Wherever you go, you are accompanied by disappointingly familiar golf game isms: embarrassing comments that have been exhausted by your fourth round; boring crowds; silly player animations; and ignorable shots with an empty camera between holes and frames. Where PGA 2K21 deviates from previous golf games, however, is in the difficulty settings, through which you can make your career fresher by tweaking your opponent’s skill and course conditions to find a pleasantly challenging balance.
While the career is a lot of fun, it’s too lean and simple to be a premise to go back to month after month. Seemingly positioned as a course for you to play a season quickly and easily, there’s no way you can build a golfer from hacker to pro, investing XP in skill and skill, and gaining a repertoire of shots. This RPG element of career modes is a successful staple of the genre, so given PGA 2K21’s heavy emphasis on realism elsewhere, it feels like a missed opportunity.
However, this level playing field approach has its positives: as the player base grows, playing online should be a lot of fun as no one can beat other players simply by beating them up. This means that network-based options – 1v1 matchplay matches, 2v2 alternate stroke matches, betting matches and online society (where you can play custom seasons with your team) will be competitive, if the game attracts a large audience in the coming months.
Long live your noble green
Unfortunately, there are notable career absences when it comes to famous backgrounds and faces. Courses are limited to a few handfuls of PGA Tour locations and the famous players featured are not playable, which is a big mistake. The Tiger Woods series would have been garbage without the ability to be, you know, Tiger Woods.

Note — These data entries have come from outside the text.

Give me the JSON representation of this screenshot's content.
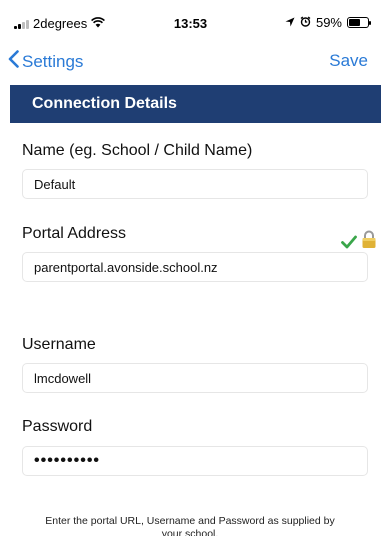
{
  "status_bar": {
    "carrier": "2degrees",
    "time": "13:53",
    "battery_percent": "59%",
    "battery_level": 0.59,
    "icons": [
      "signal-icon",
      "wifi-icon",
      "location-arrow-icon",
      "alarm-icon",
      "battery-icon"
    ]
  },
  "nav": {
    "back_label": "Settings",
    "save_label": "Save",
    "accent_color": "#2a7ad6"
  },
  "section": {
    "title": "Connection Details",
    "color": "#1f3e73"
  },
  "fields": {
    "name": {
      "label": "Name  (eg. School / Child Name)",
      "value": "Default"
    },
    "portal": {
      "label": "Portal Address",
      "value": "parentportal.avonside.school.nz",
      "status_icons": [
        "checkmark-icon",
        "lock-icon"
      ]
    },
    "username": {
      "label": "Username",
      "value": "lmcdowell"
    },
    "password": {
      "label": "Password",
      "value": "••••••••••"
    }
  },
  "hint": "Enter the portal URL, Username and Password as supplied by your school."
}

Where 2K19 makes up for this a bit is with the robust Course Creator. It’s intuitive, has useful presets and easy options for manipulating the terrain, and the option to test each hole. The creator also allows you to download and play courses posted by other players. Since the community is likely to create popular courses not available in the game, this is a great way to keep things fresh.
PGA 2K21 manages to be a strong and less flashy successor to The Golf Club’s games, while also channeling some of what made EA’s classics great and continuing to establish the series as the go-to golf game. The heist craft rarely fails to satisfy, but is less successful as a career simulator. Further refinements and refinements in that field, as well as more official courses and playable stars, would be welcome if the PGA brand were here to stay. For now, as one of Bryson DeChambeau’s post-lockdown units, he’s on the right track.
Reviewed on PS4. Code provided by the publisher.